The latest criticism came in a Los Angeles Times op-ed piece by merchant marine captain Sean Dolan that greeted Abby on her return. “In spite of the Sunderlands’ statements regarding their desire to encourage their children to be independent, fearless adventurers, it is obvious the Sunderlands’ primary plan to deal with an emergency was to immediately call for help from the world’s search and rescue services,” Dolan wrote. “So much for teaching your children independence and self-reliance.”

“The criticism comes from people that don’t know the preparation of the boat, that don’t know the team involved,” Sunderland rejoined, noting that Abby’s boat was specially built and rigged for the most extreme conditions a sailor would encounter. “It was designed for the southern ocean. It was as well-prepared as the best-prepared boat out there,” he said.

‘Everything was falling down’
Abby repeated her account of how her boat was disabled. She had been enduring 60-knot winds and heavy seas and dealing with engine failure, which she fixed with the help of her father, a shipwright, who spoke with her via satellite phone. She said winds had dropped to about 30 knots when the rogue wave struck.

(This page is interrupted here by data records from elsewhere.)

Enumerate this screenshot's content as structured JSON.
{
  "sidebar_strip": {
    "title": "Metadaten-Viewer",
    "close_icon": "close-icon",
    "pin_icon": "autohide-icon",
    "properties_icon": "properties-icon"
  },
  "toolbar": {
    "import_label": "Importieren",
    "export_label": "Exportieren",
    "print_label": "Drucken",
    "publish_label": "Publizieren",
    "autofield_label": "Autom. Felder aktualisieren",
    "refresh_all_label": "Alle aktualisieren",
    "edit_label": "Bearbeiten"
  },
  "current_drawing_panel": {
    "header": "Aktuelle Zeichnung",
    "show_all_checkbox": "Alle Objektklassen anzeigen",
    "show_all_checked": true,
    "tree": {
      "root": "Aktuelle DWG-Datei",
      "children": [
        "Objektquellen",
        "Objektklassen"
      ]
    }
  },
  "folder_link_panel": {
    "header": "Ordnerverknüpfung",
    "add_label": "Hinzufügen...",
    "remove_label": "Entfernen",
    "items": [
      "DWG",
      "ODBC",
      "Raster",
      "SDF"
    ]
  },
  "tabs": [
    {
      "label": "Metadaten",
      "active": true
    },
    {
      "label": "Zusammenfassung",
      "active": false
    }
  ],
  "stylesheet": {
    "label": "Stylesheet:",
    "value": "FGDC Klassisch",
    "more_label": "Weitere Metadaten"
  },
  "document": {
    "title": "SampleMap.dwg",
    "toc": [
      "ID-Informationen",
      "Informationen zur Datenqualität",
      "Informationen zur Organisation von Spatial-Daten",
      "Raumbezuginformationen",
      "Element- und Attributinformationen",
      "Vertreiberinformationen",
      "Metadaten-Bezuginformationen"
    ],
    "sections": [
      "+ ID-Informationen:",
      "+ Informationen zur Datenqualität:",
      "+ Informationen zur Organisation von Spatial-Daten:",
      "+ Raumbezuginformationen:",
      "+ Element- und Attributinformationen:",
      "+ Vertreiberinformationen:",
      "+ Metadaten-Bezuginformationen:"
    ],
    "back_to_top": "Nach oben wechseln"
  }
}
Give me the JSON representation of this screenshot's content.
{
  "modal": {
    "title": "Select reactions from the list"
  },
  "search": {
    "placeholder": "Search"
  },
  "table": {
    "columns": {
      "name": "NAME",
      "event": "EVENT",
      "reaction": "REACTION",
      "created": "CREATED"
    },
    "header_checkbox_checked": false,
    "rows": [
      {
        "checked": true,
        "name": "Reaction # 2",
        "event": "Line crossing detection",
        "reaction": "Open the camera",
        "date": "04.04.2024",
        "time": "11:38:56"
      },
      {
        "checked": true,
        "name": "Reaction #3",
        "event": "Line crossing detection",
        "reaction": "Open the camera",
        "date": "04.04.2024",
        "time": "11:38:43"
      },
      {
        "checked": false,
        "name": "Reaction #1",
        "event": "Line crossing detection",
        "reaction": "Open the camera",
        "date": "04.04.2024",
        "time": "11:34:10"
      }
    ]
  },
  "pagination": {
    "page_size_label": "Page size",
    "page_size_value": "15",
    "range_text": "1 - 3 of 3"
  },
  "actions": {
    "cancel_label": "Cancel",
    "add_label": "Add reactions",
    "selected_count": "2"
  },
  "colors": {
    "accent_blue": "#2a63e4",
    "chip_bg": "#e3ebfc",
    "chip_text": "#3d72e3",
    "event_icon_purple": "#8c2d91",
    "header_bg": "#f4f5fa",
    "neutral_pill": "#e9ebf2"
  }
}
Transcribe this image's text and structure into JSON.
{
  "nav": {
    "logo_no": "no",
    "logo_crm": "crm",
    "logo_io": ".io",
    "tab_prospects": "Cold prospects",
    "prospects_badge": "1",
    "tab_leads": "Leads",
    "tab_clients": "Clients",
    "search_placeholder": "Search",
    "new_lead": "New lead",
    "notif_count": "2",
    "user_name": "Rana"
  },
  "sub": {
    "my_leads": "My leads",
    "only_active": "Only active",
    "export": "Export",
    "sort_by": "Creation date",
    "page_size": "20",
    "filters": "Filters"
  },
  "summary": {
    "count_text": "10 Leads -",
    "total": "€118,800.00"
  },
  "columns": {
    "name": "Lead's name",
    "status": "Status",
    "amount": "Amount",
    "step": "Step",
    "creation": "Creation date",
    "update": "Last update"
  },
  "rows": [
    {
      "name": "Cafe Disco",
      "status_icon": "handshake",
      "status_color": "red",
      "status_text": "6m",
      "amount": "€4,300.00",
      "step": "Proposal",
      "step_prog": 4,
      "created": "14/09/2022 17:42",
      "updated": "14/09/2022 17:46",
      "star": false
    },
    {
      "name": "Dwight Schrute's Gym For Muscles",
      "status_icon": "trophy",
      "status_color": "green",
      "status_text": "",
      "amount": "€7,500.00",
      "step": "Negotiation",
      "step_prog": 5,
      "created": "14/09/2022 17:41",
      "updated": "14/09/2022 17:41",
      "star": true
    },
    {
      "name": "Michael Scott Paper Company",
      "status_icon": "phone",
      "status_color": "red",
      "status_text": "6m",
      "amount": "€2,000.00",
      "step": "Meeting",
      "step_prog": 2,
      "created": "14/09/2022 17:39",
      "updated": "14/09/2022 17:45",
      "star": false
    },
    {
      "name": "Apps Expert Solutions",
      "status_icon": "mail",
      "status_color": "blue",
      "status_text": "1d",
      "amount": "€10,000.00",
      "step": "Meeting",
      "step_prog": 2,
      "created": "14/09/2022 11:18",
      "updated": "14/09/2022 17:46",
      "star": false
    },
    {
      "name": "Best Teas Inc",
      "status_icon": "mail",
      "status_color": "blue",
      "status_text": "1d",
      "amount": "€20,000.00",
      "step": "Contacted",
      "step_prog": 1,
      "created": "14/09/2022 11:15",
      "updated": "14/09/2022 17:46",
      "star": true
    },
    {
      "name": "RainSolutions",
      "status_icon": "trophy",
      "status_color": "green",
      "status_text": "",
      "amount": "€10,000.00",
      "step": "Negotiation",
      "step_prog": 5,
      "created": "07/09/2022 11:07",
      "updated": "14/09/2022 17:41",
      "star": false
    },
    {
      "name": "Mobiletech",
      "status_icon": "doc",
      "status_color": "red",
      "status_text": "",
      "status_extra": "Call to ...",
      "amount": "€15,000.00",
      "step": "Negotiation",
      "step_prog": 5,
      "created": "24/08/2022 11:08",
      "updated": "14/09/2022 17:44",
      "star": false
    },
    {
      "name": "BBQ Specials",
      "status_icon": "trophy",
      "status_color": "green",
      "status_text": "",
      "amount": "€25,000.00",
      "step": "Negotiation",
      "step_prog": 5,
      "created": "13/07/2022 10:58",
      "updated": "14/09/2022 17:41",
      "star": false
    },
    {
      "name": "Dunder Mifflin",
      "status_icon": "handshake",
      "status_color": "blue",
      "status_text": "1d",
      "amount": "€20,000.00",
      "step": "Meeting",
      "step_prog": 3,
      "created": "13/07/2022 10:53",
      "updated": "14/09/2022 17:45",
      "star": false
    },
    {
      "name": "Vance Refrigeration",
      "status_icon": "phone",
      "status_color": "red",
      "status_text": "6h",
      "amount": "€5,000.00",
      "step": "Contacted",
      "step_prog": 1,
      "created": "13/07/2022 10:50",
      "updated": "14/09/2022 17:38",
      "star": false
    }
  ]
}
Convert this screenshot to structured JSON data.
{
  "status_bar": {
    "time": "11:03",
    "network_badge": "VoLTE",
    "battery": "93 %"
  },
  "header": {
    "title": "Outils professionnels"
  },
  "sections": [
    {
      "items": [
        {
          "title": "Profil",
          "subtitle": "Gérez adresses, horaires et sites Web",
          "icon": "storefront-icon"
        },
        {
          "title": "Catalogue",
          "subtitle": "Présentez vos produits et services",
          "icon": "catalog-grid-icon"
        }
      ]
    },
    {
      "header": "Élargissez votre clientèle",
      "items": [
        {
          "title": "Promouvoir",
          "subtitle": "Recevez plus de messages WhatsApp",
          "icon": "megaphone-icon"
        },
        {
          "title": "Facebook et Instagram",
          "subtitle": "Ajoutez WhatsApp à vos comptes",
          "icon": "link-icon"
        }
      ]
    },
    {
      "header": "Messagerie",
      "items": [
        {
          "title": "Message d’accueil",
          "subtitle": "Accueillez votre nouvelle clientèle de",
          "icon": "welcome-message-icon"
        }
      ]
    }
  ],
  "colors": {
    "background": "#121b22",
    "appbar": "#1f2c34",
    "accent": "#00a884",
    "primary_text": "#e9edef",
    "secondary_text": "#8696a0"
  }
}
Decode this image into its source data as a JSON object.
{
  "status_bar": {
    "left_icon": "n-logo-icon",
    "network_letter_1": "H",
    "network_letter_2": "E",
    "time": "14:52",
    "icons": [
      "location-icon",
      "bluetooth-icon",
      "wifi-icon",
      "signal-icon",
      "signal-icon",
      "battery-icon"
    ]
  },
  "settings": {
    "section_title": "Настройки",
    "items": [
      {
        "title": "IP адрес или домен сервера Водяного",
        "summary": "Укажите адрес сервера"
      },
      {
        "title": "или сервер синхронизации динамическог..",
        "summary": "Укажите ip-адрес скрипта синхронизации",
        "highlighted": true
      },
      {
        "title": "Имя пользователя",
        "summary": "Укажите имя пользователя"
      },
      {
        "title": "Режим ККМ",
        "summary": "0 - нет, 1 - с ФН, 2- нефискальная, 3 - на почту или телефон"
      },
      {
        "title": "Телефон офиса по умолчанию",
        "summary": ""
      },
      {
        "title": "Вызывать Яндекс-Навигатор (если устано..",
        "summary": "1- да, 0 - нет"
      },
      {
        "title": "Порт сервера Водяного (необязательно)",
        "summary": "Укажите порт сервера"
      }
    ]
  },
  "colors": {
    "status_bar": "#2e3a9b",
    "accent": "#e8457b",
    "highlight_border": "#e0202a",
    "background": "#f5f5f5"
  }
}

“Things were calming down. It was really unexpected. I thought it was just going to be a knockdown, but it kept on rolling; it went all the way around,” she said. “I had just finished some work on the engine. I was actually about to go outside. Luckily, I wasn’t quite out there yet.”

Inside the cabin was chaos.

“I just got thrown across the cabin,” Abby continued. “I didn’t hear it coming, because the wind was howling pretty loudly. A few seconds later, I was on the roof and everything was falling down and water pouring in everywhere.”

Abby’s boat was fitted with several TV cameras. Laurence Sunderland confirmed that he had discussed a reality show when she began the journey, but he said there was no interest and he dropped the idea.

Sunderland’s eldest child, Zac, 17, last year became the youngest person to sail solo around the world, a record that has since been broken. On Tuesday, Laurence Sunderland’s wife gave birth to their eighth child, Paul, named after the captain of the fishing boat that rescued Abby.

  1. Related stories
    1. Did Sunderlands want TV fame?
      TODAY

      June 15: Allegations swirl that teen sailor Abby Sunderland’s family was seeking fame via reality-TV.

    2. Critics call teen’s round-the-world sail a stunt
    1. After rescue, she eyes ‘another try’
      TODAY

      June 14: Abby Sunderland may have left behind a broken boat, but her passion for sailing is still intact.

    2. Rescue boat nearing stranded teen sailor
    1. Teen sailor’s dad ‘happy she’s safe’
      TODAY

      June 12: The parents who let their 16-year-old try to sail the world solo address their critics.

    2. Interactive map: Abby Sunderland’s route

Laurence stoutly defended his daughter and her sailing abilities. “Abigail’s journey was a passion of hers from the age of 13. From that age, we just monitored Abigail and her boating career. As she became of age, she proved to us that she was capable of undertaking this journey, without a doubt,” he said.

“She’s the youngest person to round Cape Horn,” he added. “She endured many storms before this tragic incident with the rogue wave, and a rogue wave can hit any sailor.”

Vieira asked Abby if she would do it again.

“I definitely would,” she replied. “Not right now, but I’m going to keep sailing. I still love it.”

© 2013 NBCNews.com  Reprints

Discuss:

Discussion comments

,

Most active discussions

  1. votes comments
  2. votes comments
  3. votes comments
  4. votes comments